In HighScope, we believe that education and the building of positive character starts at an early age. Children as young as toddlers start their learning about the world and how to relate with other people. They learn the skills in social and emotional development, by interacting with other children, interacting with objects and interacting with events, guided by teachers who provide continuous support and training in their daily interactions with children.
HighScope Early Educational Program’s approach incorporates 5 elements that function within HighScope’s open framework philosophy. The elements are:
- Active Learning
- Adult-Child Interaction
- Learning Environment
- Daily Routine
At HighScope Indonesia’s Early Childhood Educational Program, adults when facilitating children’s learning are guided by 58 Key Experiences that support children’s development in the physical, social, emotional and cognitive areas.
The Early Childhood Education Program covers subject as follows:
- Approach to learning
- Social & emotional Development
- Physical development & health
- Language, literacy and communication
- Physical Education
Children are involved in direct, hands-on experiences with people, objects, ideas, and events. These active learning experiences will help children construct their knowledge, i.e. learn concepts, form ideas, and create their own symbols and abstractions. As facilitators, who will also observe and participate in children’s activities, teachers are guided by key experiences that all children need to have as part of their intellectual, physical, social and emotional development.
There are 10 key experience categories:
- Creative Representation
- Language and Literacy
- Social relation and Initiative
The above key experiences lead to:
- Current and long-term social outcomes
- Academic skills needed for school success

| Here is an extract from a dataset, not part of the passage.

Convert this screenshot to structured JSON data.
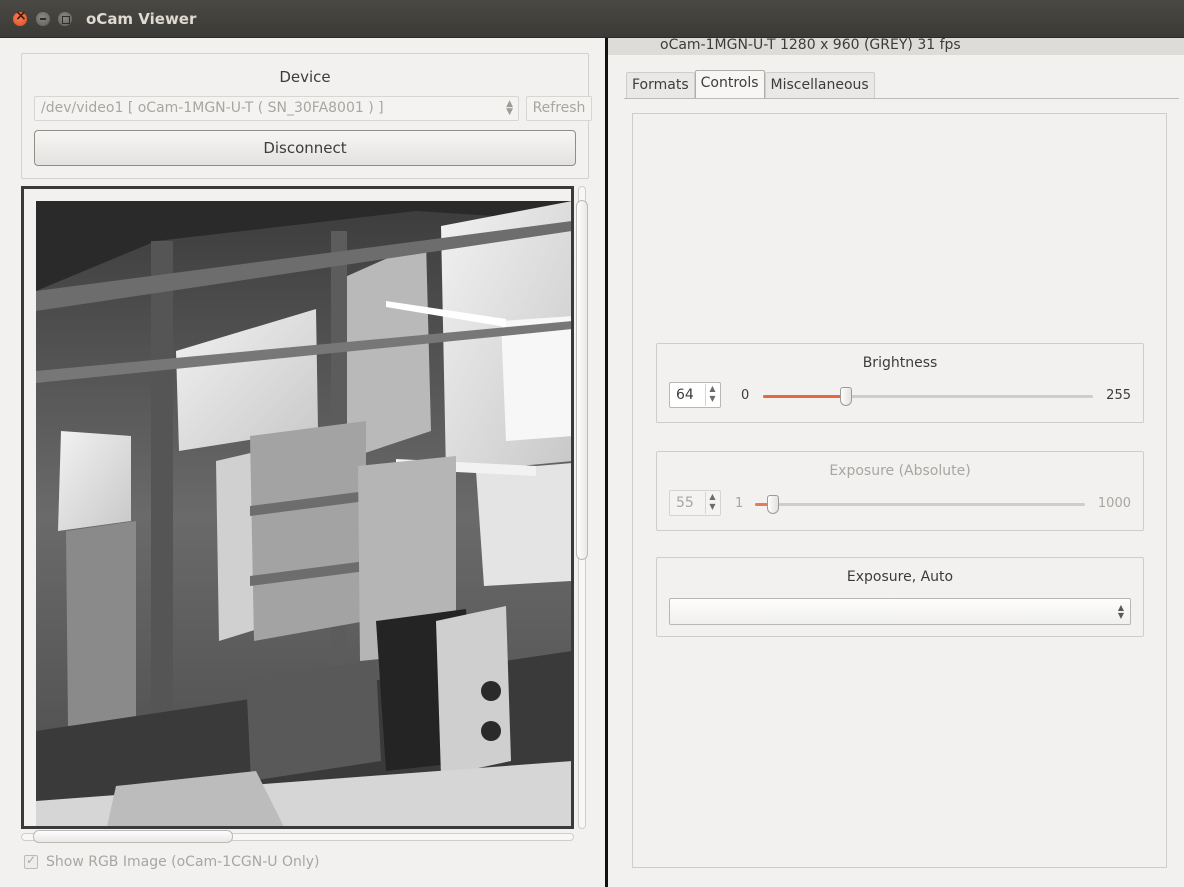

Adults observe and interact with children at their level to discover how each child thinks and reasons. Adults interact with children in ways that allow children to take control of their own learning. They also support children’s intrinsic motivation in learning by:
- Organizing the routine and environment
- Establishing a supportive social climate
- Supporting constructive conflict resolution
- Interpreting children’s actions in terms of key experiences
- Planning active learning experiences based on children’s interests and abilities
The classroom is arranged in five or more interest areas. The areas are labeled with simple names that make sense to children, such as “Block Area”, “House Area”, and are clearly defined. The materials are varied, developmentally appropriate, plentiful, open-ended, and related to community/culture. The materials are organized in a way that allows children to find, use them, and return them when they are finished using them. This arrangement supports children in finding and using materials to explore, invent, and learn about their world.
Each day follows a similar schedule of events, providing a consistent frame work for both children and adults. A daily plan-do-review sequence is at the core of the HighScope daily routine that allows children to independently:
- Pursue interests
- Make plans
- Follow trough on plans
- Reflect on experiences
Besides the above plan-do-review sequence, the organization of the day also allows children to meet in small groups to engage in adult-initiated activities based on children’s interests, needs, and developmental levels and to engage in whole-group activities that stress social interactions, music, and physical movement.
Assessment is the key for practitioners; it enables them to:
- Understand developmental levels of children
- Identify expressed interests
- Observe the key experiences in which each child engages
Thus, Highscope teachers regularly record notes on children’s behaviors, experiences, and interests. They use these notes to assess each child’s development and to plan activities that will facilitate their growth and development.
This process requires:
- Team planning
- Daily recording of observations
- Quarterly compilation of recorded notes
The notes are also used in parent conferences to help parents better understand their children’s development.